Website and app data records
BEGIN

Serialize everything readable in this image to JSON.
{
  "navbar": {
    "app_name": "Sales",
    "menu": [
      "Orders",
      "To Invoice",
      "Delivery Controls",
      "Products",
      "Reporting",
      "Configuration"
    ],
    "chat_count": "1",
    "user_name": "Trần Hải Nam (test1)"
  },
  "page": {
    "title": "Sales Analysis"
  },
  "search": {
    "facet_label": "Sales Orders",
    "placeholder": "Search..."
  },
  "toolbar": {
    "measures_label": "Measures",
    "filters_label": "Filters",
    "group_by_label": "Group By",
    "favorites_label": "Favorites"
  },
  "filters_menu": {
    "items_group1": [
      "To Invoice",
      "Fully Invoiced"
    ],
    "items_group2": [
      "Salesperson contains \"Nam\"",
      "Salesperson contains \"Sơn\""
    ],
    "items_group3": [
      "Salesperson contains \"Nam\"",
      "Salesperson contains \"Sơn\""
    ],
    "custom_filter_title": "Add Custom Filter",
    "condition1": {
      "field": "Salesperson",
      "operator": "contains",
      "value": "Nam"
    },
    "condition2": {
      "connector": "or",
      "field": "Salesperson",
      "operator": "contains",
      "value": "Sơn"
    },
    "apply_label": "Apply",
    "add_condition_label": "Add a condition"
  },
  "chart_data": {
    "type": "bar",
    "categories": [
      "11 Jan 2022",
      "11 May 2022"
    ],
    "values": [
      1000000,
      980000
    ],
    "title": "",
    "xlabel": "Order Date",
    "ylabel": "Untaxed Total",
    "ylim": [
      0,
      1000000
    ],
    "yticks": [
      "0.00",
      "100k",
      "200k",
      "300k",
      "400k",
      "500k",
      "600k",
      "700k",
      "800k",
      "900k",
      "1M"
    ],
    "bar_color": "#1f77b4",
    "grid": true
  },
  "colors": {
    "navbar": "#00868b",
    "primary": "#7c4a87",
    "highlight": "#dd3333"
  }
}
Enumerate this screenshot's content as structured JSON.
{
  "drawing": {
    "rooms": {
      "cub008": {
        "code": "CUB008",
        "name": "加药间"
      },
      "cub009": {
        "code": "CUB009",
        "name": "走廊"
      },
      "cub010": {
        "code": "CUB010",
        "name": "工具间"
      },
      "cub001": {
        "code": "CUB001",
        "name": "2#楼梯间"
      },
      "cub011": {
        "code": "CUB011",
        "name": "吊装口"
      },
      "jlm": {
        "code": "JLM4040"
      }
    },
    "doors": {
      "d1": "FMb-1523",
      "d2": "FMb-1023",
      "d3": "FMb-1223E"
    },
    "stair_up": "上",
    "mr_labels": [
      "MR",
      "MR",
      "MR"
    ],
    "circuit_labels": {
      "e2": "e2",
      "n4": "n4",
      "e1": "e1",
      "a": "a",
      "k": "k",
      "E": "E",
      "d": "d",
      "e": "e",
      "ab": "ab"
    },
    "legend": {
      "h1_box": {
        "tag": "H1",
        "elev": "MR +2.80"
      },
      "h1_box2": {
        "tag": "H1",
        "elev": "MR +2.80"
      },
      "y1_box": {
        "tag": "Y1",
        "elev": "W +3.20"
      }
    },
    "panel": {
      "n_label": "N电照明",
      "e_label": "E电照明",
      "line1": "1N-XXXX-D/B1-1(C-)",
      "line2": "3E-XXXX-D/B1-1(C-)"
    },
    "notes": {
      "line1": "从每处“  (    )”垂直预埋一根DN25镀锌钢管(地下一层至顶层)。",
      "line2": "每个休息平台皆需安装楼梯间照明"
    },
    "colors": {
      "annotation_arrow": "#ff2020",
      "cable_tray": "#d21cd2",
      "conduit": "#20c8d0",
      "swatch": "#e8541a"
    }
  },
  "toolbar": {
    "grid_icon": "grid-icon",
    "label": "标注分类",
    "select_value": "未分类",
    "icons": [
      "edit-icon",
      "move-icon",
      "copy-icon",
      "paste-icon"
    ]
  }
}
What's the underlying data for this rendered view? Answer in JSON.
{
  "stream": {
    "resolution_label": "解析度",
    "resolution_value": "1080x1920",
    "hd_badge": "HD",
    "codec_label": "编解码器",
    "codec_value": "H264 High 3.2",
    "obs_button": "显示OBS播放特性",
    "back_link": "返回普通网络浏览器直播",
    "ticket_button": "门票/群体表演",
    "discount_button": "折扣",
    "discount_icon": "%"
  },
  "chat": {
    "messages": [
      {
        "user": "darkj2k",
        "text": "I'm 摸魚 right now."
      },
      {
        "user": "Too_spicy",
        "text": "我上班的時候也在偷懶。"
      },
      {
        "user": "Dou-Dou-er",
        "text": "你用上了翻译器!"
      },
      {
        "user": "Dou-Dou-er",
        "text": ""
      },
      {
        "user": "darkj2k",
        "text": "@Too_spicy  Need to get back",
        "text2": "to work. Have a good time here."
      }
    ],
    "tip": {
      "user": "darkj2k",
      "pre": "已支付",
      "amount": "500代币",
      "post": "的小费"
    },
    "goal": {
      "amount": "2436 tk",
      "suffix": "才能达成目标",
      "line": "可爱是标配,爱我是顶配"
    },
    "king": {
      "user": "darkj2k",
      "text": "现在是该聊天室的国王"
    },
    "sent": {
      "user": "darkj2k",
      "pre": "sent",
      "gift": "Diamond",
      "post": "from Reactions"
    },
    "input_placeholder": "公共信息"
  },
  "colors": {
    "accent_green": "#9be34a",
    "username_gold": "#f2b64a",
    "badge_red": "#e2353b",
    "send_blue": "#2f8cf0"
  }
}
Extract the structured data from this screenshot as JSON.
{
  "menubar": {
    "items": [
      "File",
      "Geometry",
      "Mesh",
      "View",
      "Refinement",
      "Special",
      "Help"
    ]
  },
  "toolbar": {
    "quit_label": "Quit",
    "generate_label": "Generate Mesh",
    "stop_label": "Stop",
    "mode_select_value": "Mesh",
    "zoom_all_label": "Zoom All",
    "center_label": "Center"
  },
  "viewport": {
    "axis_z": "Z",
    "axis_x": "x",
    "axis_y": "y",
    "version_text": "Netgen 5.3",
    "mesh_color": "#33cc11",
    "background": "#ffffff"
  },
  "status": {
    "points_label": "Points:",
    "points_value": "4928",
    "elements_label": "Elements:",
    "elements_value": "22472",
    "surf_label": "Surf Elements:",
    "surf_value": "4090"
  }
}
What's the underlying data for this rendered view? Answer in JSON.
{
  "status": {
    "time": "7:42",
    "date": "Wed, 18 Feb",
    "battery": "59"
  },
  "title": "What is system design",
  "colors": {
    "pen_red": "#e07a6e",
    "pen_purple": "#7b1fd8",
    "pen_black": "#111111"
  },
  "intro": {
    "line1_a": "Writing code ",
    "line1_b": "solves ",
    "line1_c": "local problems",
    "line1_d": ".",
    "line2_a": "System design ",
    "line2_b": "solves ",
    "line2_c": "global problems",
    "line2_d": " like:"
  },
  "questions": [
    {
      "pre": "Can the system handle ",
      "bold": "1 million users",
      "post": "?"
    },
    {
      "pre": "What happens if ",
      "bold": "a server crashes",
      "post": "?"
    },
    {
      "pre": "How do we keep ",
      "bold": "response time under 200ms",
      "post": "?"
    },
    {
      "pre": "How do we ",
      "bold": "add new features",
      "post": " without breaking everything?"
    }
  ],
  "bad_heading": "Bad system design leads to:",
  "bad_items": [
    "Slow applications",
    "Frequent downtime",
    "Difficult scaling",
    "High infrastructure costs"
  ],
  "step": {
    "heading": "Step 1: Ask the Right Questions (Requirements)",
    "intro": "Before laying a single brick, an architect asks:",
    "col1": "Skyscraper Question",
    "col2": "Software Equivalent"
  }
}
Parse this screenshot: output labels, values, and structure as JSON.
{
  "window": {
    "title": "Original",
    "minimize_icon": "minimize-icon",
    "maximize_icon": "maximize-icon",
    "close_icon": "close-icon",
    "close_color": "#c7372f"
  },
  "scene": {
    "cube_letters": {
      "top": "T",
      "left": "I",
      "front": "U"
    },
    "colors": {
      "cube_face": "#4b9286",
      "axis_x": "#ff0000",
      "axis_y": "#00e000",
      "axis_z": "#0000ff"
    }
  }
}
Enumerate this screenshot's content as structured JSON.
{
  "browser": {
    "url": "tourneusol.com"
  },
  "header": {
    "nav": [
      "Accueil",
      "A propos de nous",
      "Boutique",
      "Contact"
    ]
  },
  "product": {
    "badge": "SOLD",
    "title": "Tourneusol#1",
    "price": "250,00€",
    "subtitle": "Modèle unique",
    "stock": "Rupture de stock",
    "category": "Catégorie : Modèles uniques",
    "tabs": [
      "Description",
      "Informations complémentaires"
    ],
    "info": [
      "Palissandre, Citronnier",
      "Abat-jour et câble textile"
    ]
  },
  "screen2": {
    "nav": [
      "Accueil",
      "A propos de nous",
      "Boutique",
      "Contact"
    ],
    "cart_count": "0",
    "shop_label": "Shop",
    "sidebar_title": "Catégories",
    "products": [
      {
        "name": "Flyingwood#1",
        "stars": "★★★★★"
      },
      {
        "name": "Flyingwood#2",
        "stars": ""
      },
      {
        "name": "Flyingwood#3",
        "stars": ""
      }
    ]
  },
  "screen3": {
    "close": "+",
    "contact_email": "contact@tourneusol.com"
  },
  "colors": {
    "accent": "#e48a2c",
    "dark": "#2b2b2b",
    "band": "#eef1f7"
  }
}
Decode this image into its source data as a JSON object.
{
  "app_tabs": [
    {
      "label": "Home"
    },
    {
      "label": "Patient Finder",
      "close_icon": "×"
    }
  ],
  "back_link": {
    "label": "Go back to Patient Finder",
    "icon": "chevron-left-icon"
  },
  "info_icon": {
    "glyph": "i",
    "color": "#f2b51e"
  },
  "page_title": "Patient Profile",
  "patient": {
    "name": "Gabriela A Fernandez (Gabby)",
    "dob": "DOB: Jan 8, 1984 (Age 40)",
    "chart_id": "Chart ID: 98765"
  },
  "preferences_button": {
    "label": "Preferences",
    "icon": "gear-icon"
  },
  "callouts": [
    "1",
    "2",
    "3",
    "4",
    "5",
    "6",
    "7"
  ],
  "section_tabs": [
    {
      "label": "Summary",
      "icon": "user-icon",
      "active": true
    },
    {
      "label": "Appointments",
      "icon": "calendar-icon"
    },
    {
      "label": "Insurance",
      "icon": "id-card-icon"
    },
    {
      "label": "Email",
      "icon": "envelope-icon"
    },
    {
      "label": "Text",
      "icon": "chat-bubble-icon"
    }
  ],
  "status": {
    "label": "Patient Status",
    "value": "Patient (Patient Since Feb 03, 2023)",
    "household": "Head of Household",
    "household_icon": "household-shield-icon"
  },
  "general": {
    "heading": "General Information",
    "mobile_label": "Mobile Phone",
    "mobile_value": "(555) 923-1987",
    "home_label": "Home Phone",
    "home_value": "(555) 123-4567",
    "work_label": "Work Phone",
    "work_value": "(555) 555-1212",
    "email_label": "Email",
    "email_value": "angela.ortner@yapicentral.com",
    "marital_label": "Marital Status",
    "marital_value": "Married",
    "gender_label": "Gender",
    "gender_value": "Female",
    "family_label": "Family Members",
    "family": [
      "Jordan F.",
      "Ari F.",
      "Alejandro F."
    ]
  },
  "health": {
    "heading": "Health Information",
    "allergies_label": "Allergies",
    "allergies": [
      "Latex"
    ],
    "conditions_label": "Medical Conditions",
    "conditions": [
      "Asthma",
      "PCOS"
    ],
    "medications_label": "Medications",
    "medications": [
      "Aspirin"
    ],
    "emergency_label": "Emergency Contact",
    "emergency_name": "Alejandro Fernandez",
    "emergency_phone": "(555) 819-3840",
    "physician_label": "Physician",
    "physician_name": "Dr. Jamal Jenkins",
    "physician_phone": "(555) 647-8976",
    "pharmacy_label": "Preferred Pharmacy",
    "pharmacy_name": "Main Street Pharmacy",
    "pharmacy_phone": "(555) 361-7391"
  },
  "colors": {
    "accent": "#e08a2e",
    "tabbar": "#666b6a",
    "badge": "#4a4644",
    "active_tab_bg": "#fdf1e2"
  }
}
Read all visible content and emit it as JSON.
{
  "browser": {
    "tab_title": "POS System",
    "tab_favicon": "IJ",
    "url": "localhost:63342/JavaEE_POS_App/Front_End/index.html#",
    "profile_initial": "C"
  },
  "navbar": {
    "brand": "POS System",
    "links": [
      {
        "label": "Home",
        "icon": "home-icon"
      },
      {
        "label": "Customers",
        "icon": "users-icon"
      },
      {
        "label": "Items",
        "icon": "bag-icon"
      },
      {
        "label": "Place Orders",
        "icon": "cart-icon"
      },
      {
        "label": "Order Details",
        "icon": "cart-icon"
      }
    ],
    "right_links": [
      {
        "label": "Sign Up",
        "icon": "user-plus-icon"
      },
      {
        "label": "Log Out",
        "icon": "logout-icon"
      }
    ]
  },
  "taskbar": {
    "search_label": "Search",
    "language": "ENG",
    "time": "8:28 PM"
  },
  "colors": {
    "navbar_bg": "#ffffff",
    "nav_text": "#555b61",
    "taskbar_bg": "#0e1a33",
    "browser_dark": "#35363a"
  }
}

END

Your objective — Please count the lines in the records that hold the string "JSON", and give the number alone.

Exercise solution — 9